Tent construction is quick and simple. There’s nothing you need a manual for. You attach the bedroom with four pegs, then fold one of the sticks into a T-shape and, very simply, attach the bedroom to the stick with a pair of pressure hooks. After the position of the bedroom, you will find an elastic strap over the entrance in the roof section of the first catch, which is the elastic strap to attach the helmet. There are sizable pockets on the inner sides, a small shelf overhead with a pictogram of a phone and headphones, which I used to place my phone and powerbank. And last but not least, there’s an extra large shelf in the legs on the ceiling where you can store your clothes for the morning. Just enough storage space. After building the bedroom, you just throw the tropico over it, which you attach with three clips and the rest of the pegs. To ensure the exact position of the tropico, three Velcro fastenings on the inside are attached to the rod.
The foyer has an area of less than one square metre and is large enough to house dry bags, cooking, shoes and the like. The bedroom itself is about two and a half square metres in height, one metre in height, and this will give you a comfortable perch in the tent. You’ll appreciate that on long journeys. It’s no problem at all to pack up all the peace and quiet in the tent in the morning. And that’s handy in case of bad weather.
Although the manufacturer states that the tent is for two people, for longer journeys, when you do need some freedom, it is more than enough for one person. You’re squeezing enough in two, and since the tent is trapezoidal in shape, there’s a problem with the placement of two rectangular carts. What I would fault the tent for is the absence of ventilation. This is quite absent, and it is necessary to think about opening the tropic in case of an overnight drop in temperatures, yet you can’t prevent a little condensation. What I have to pick up again is the rate of drying. Assuming it doesn’t rain during the day, that is. On my way across Scotland, I always knocked out the tropics in the morning, packed the damp ones, dried them out in the wind or sun during the day, and it was all the work of the moment.
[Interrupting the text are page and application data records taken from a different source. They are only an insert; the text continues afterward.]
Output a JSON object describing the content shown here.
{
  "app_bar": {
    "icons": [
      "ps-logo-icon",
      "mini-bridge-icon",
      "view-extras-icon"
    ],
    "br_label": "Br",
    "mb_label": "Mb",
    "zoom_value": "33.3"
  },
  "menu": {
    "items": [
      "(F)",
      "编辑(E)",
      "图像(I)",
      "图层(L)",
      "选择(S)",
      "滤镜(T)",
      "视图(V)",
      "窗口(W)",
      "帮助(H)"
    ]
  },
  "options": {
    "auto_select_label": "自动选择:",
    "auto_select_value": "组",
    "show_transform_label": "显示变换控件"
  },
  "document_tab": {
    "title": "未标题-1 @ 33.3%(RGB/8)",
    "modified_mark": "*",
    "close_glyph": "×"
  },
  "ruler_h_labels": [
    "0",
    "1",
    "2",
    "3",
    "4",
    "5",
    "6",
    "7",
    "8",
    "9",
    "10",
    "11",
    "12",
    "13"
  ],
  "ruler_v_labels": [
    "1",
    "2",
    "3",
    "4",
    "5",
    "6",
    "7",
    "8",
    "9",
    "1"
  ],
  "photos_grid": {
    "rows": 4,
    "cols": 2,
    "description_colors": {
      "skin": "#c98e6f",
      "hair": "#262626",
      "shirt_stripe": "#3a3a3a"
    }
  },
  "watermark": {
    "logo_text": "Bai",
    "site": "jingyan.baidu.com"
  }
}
In case you don’t want to carry the whole tent, it’s possible to buy a floorboard and build a shelter without a bedroom. I’ve tried it and it works like a charm.
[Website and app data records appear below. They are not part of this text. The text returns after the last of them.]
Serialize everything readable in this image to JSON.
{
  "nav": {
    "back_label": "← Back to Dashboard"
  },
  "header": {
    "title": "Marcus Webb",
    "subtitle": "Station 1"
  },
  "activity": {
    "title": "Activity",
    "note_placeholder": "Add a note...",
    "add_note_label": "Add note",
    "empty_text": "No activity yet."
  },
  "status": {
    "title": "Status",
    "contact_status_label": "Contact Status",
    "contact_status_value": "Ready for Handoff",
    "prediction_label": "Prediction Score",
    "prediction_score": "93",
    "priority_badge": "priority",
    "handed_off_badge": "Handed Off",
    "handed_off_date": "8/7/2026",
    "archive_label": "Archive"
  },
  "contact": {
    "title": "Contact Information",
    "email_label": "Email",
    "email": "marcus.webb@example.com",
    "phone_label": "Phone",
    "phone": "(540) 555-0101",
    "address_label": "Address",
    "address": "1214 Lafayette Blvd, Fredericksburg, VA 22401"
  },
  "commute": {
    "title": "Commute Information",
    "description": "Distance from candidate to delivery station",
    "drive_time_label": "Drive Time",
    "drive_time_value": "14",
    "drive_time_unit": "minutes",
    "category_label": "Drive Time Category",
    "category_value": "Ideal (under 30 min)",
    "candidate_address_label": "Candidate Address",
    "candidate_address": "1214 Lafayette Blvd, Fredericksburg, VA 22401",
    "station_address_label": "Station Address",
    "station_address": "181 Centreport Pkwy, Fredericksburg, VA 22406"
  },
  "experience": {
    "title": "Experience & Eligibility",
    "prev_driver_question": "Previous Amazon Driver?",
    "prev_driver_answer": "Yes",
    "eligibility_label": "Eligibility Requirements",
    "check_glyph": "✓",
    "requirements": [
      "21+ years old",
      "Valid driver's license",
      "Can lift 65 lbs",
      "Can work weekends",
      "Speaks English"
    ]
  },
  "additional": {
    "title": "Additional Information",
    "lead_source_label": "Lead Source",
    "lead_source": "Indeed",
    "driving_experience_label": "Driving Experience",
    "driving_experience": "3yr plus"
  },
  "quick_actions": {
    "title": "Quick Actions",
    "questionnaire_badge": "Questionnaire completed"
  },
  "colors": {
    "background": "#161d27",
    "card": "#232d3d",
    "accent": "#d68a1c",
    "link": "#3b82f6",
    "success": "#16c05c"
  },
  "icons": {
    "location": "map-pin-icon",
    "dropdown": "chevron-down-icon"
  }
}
There’s still a version of the side-entrance tent on the Big Agnes menu, and I hope we’ll also have the honor of trying it out, because after a long time, I really tested something with a lot of flair, and I had a hard time finding negatives on Fly Creek. Though I have found some flaws, this tent is still my faithful companion, and unless I get my hands on something better, it will stay for a long time.
Finally, a breakdown of the weights:
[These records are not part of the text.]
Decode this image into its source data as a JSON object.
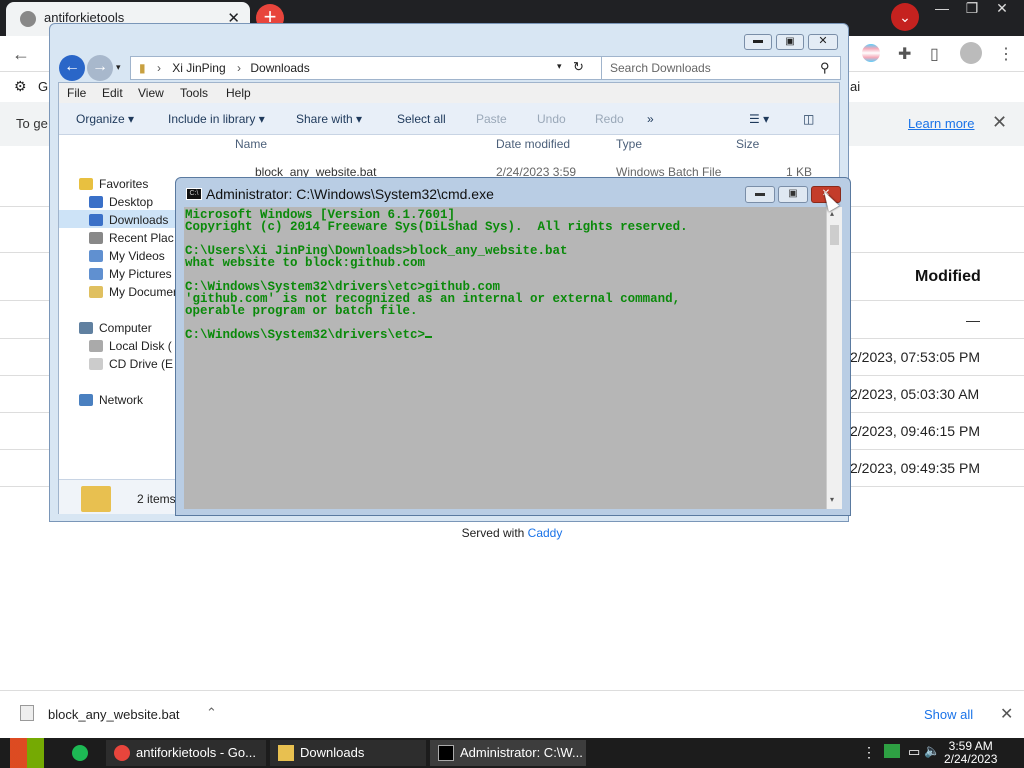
{
  "browser": {
    "tab_title": "antiforkietools",
    "infobar_text": "To ge",
    "infobar_link": "Learn more",
    "bookmark_partial": "G",
    "bookmark_partial_right": "ai"
  },
  "page": {
    "modified_header": "Modified",
    "rows": [
      {
        "modified": "—"
      },
      {
        "modified": "2/2023, 07:53:05 PM"
      },
      {
        "modified": "2/2023, 05:03:30 AM"
      },
      {
        "modified": "2/2023, 09:46:15 PM"
      },
      {
        "modified": "2/2023, 09:49:35 PM"
      }
    ],
    "served_prefix": "Served with",
    "served_link": "Caddy"
  },
  "downloads_bar": {
    "file": "block_any_website.bat",
    "show_all": "Show all"
  },
  "explorer": {
    "breadcrumb": [
      "Xi JinPing",
      "Downloads"
    ],
    "search_placeholder": "Search Downloads",
    "menu": [
      "File",
      "Edit",
      "View",
      "Tools",
      "Help"
    ],
    "commands": {
      "organize": "Organize",
      "include": "Include in library",
      "share": "Share with",
      "select_all": "Select all",
      "paste": "Paste",
      "undo": "Undo",
      "redo": "Redo",
      "more": "»"
    },
    "nav": {
      "favorites": "Favorites",
      "desktop": "Desktop",
      "downloads": "Downloads",
      "recent": "Recent Plac",
      "videos": "My Videos",
      "pictures": "My Pictures",
      "documents": "My Documer",
      "computer": "Computer",
      "local_disk": "Local Disk (",
      "cd_drive": "CD Drive (E",
      "network": "Network"
    },
    "columns": [
      "Name",
      "Date modified",
      "Type",
      "Size"
    ],
    "file_row": {
      "name": "block_any_website.bat",
      "date": "2/24/2023 3:59",
      "type": "Windows Batch File",
      "size": "1 KB"
    },
    "status": "2 items"
  },
  "cmd": {
    "title": "Administrator: C:\\Windows\\System32\\cmd.exe",
    "lines": [
      "Microsoft Windows [Version 6.1.7601]",
      "Copyright (c) 2014 Freeware Sys(DiLshad Sys).  All rights reserved.",
      "",
      "C:\\Users\\Xi JinPing\\Downloads>block_any_website.bat",
      "what website to block:github.com",
      "",
      "C:\\Windows\\System32\\drivers\\etc>github.com",
      "'github.com' is not recognized as an internal or external command,",
      "operable program or batch file.",
      "",
      "C:\\Windows\\System32\\drivers\\etc>"
    ]
  },
  "taskbar": {
    "items": [
      "antiforkietools - Go...",
      "Downloads",
      "Administrator: C:\\W..."
    ],
    "time": "3:59 AM",
    "date": "2/24/2023"
  }
}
Tent weight complete with floor 1425g
Tent weight complete without floor 1220g
Weight of tropico, floor, pegs, sticks and packaging 1030g
Weight of tropico, floor, pins and sticks 925g
Tent weight without cover 1125g
amount of storage
build speed and composition
for two for sleepovers only
- 9.580 Kč
- 1.220 g